by Jim Dudlicek / director, NGA Communications and External Affairs
Amazon continues to expand into the world of brick and mortar grocery. Moving beyond its acquisition of Whole Foods Market, the e-tailer has unfurled a banner in its own name: Amazon Fresh, a hybrid of traditional grocery store and Amazon innovation, from checkout tech to pricing strategy.
As the new brand gradually rolls out into key markets across the country, what can independent community grocers learn from Amazon Fresh? What are its strengths and weaknesses, and at what can independents excel where Amazon can’t?

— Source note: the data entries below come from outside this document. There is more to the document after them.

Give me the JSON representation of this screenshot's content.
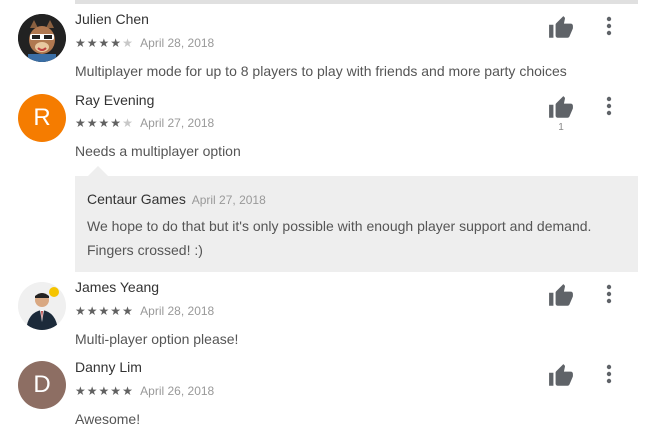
{
  "reviews": [
    {
      "author": "Julien Chen",
      "rating": 4,
      "date": "April 28, 2018",
      "text": "Multiplayer mode for up to 8 players to play with friends and more party choices",
      "avatar_type": "image-dog"
    },
    {
      "author": "Ray Evening",
      "rating": 4,
      "date": "April 27, 2018",
      "text": "Needs a multiplayer option",
      "avatar_letter": "R",
      "avatar_color": "#f57c00",
      "helpful_count": "1",
      "reply": {
        "developer": "Centaur Games",
        "date": "April 27, 2018",
        "text": "We hope to do that but it's only possible with enough player support and demand. Fingers crossed! :)"
      }
    },
    {
      "author": "James Yeang",
      "rating": 5,
      "date": "April 28, 2018",
      "text": "Multi-player option please!",
      "avatar_type": "image-person"
    },
    {
      "author": "Danny Lim",
      "rating": 5,
      "date": "April 26, 2018",
      "text": "Awesome!",
      "avatar_letter": "D",
      "avatar_color": "#8d6e63"
    }
  ],
  "icons": {
    "thumb": "thumbs-up-icon",
    "more": "more-vert-icon"
  },
  "colors": {
    "icon": "#5f6368",
    "reply_bg": "#eeeeee"
  }
}
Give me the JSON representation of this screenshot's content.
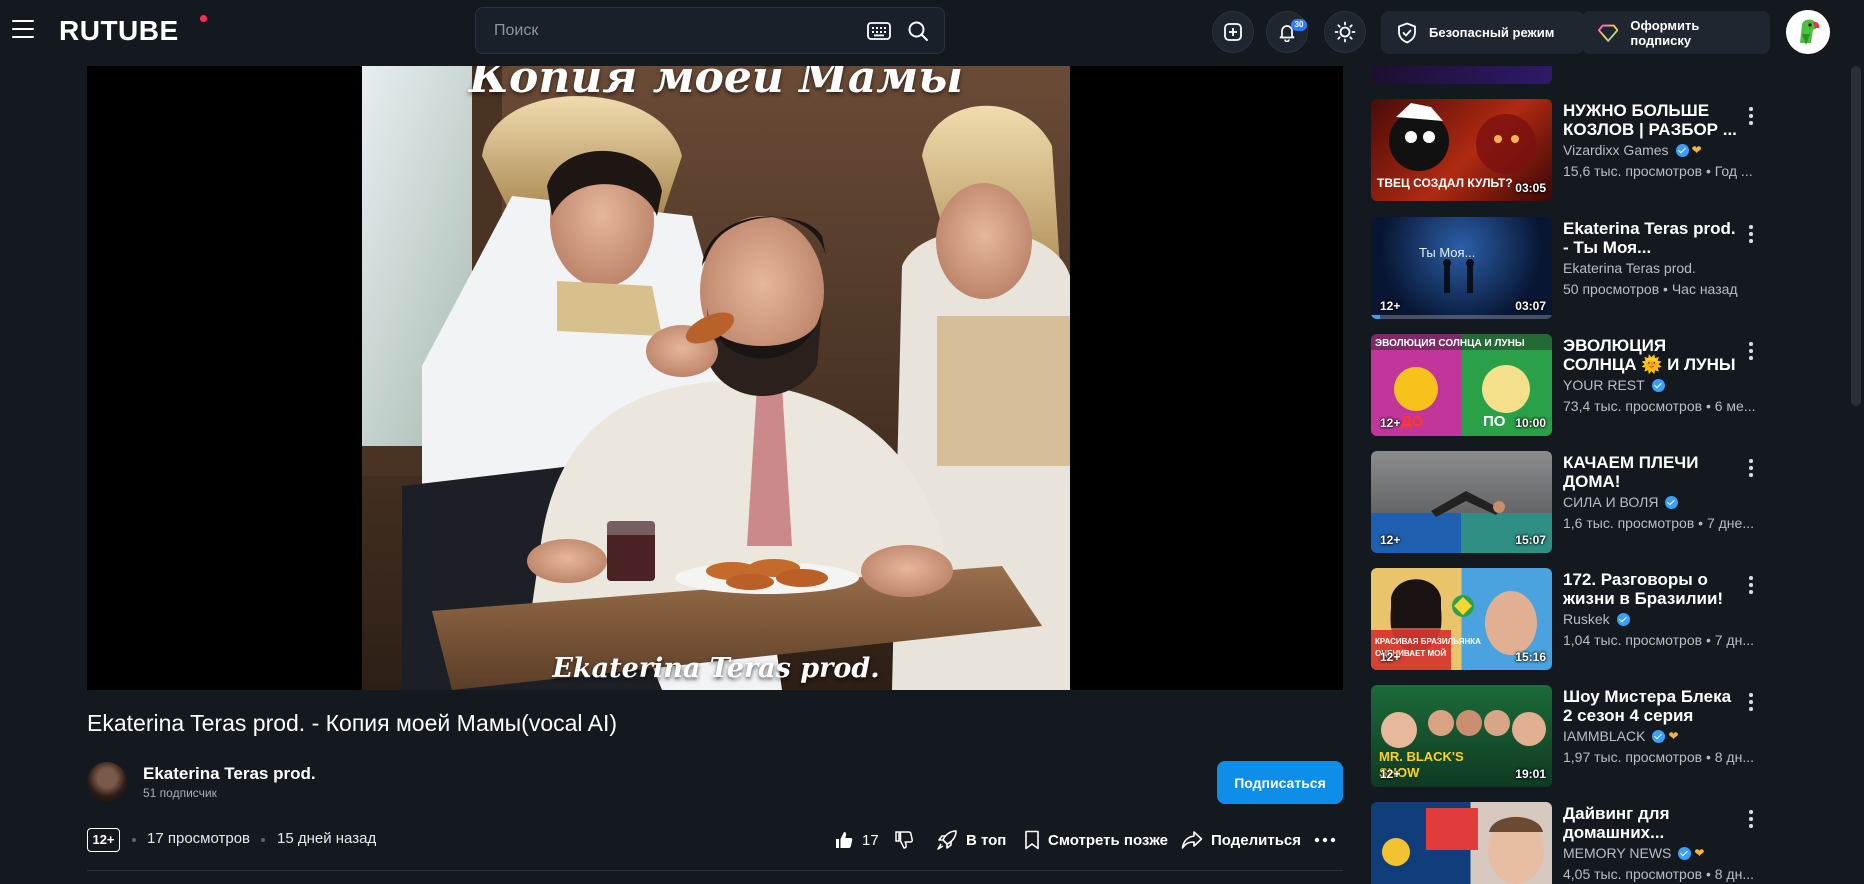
{
  "header": {
    "logo": "RUTUBE",
    "search_placeholder": "Поиск",
    "notifications_count": "30",
    "safe_mode_label": "Безопасный режим",
    "subscribe_premium_label": "Оформить подписку"
  },
  "video": {
    "overlay_top": "Копия моей Мамы",
    "overlay_bottom": "Ekaterina Teras prod.",
    "title": "Ekaterina Teras prod. - Копия моей Мамы(vocal AI)",
    "age_rating": "12+",
    "views": "17 просмотров",
    "published": "15 дней назад",
    "likes": "17",
    "actions": {
      "top": "В топ",
      "watch_later": "Смотреть позже",
      "share": "Поделиться"
    }
  },
  "channel": {
    "name": "Ekaterina Teras prod.",
    "subscribers": "51 подписчик",
    "subscribe_label": "Подписаться"
  },
  "recommendations": [
    {
      "title": "НУЖНО БОЛЬШЕ КОЗЛОВ | РАЗБОР ...",
      "channel": "Vizardixx Games",
      "verified": true,
      "heart": true,
      "stats": "15,6 тыс. просмотров • Год ...",
      "duration": "03:05",
      "age": "",
      "progress": 0
    },
    {
      "title": "Ekaterina Teras prod. - Ты Моя...",
      "channel": "Ekaterina Teras prod.",
      "verified": false,
      "heart": false,
      "stats": "50 просмотров • Час назад",
      "duration": "03:07",
      "age": "12+",
      "progress": 0.05
    },
    {
      "title": "ЭВОЛЮЦИЯ СОЛНЦА 🌞 И ЛУНЫ🌛 ВСЕ...",
      "channel": "YOUR REST",
      "verified": true,
      "heart": false,
      "stats": "73,4 тыс. просмотров • 6 ме...",
      "duration": "10:00",
      "age": "12+",
      "progress": 0
    },
    {
      "title": "КАЧАЕМ ПЛЕЧИ ДОМА!",
      "channel": "СИЛА И ВОЛЯ",
      "verified": true,
      "heart": false,
      "stats": "1,6 тыс. просмотров • 7 дне...",
      "duration": "15:07",
      "age": "12+",
      "progress": 0
    },
    {
      "title": "172. Разговоры о жизни в Бразилии!",
      "channel": "Ruskek",
      "verified": true,
      "heart": false,
      "stats": "1,04 тыс. просмотров • 7 дн...",
      "duration": "15:16",
      "age": "12+",
      "progress": 0
    },
    {
      "title": "Шоу Мистера Блека 2 сезон 4 серия",
      "channel": "IAMMBLACK",
      "verified": true,
      "heart": true,
      "stats": "1,97 тыс. просмотров • 8 дн...",
      "duration": "19:01",
      "age": "12+",
      "progress": 0
    },
    {
      "title": "Дайвинг для домашних...",
      "channel": "MEMORY NEWS",
      "verified": true,
      "heart": true,
      "stats": "4,05 тыс. просмотров • 8 дн...",
      "duration": "",
      "age": "",
      "progress": 0
    }
  ]
}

In a recent webinar hosted by the National Grocers Association, Bill and David Bishop of Brick Meets Click examined various aspects of Amazon’s strategy with the Fresh store banner concept. Based on their proprietary research and personal observations of stores in the Chicago metro area, the Bishops shared views about site selection, store layout, assortment, promotion and pricing, as well as the use of various technologies to enhance the shopping experience.
Among competitors, Amazon is a “moving target,” Bill Bishop said. “They’re continuing to learn and certainly will improve, so will only get stronger.”
Here are some key takeaways from the discussion:
Location, location, location: So far, Amazon Fresh has 12 locations, with more on the way, all in areas of above average median income. Though open to physical traffic, the stores are configured so they’re conducive to filling online orders, David Bishop noted. “It’s not uncommon to see more pickers than actual customers,” he observed.
Fresh runs hot and cold: Independent grocers might do well to leverage the edge they appear to have in fresh areas, particularly on quality and service. Despite signature deals like 15-cent bananas, Bill Bishop described perishables at Amazon Fresh as “good, not great,” noting some lapses in quality and in-stocks. And though there’s a meat service counter, the store was ill equipped to deliver on a request for custom-trimmed steaks, he added. However, the Bishops gave high marks to prepared meal selections from the store’s Fresh Kitchen.
More than price: While touting daily low prices, Amazon Fresh isn’t the cheapest game in town; David Bishop noted that while prices are lower than at the hometown Jewel-Osco, Walmart and Aldi have it beat. Convenience is a significant factor. “Price is only one consideration,” he said, “but they know how to use it effectively.” On assortment, Amazon Fresh may stock as few as a third of the SKUs in particular categories as their competitors, but they’re SKUs seemingly selected to attract a new generation of shoppers.
Alexa, show me Aisle 7: Bill Bishop said Amazon deserves “an ‘A’ for in-store communications,” which include Alexa kiosks to help non-Prime members locate products, as well as display screens that explain store features and promote products. Plus, Amazon Fresh is the domain of the Dash cart, which automatically adds up the bill as items are added.
Unique traffic drivers: Features like an Amazon returns counter and displays of “Best of Amazon” and tech solutions available for purchase are intended to be key traffic generators and image enhancers of Amazon Fresh stores, Bill Bishop noted. “It’s a cross-sell opportunity that’s uniquely theirs,” he said, suggesting other retailers might do well to seek out partnerships with other brands to offer similar exclusive offerings.
Prime, proximity, product: These are the three keys to Amazon’s grocery strategy, with Fresh joining Whole Foods and Amazon Go/Go Grocery as its most mainstream entry to date. “The Amazon Fresh store is an acknowledgement that they can’t really do a great job of building their base of grocery shoppers without having a physical presence in the market,” Bill Bishop asserted. “Amazon Fresh is going to be key long-term to fulfilling their objective of being a serious player in the grocery business.”
To view this complete webinar, along with others in the series, visit nga.sclivelearningcenter.com/MVSite/default.aspx.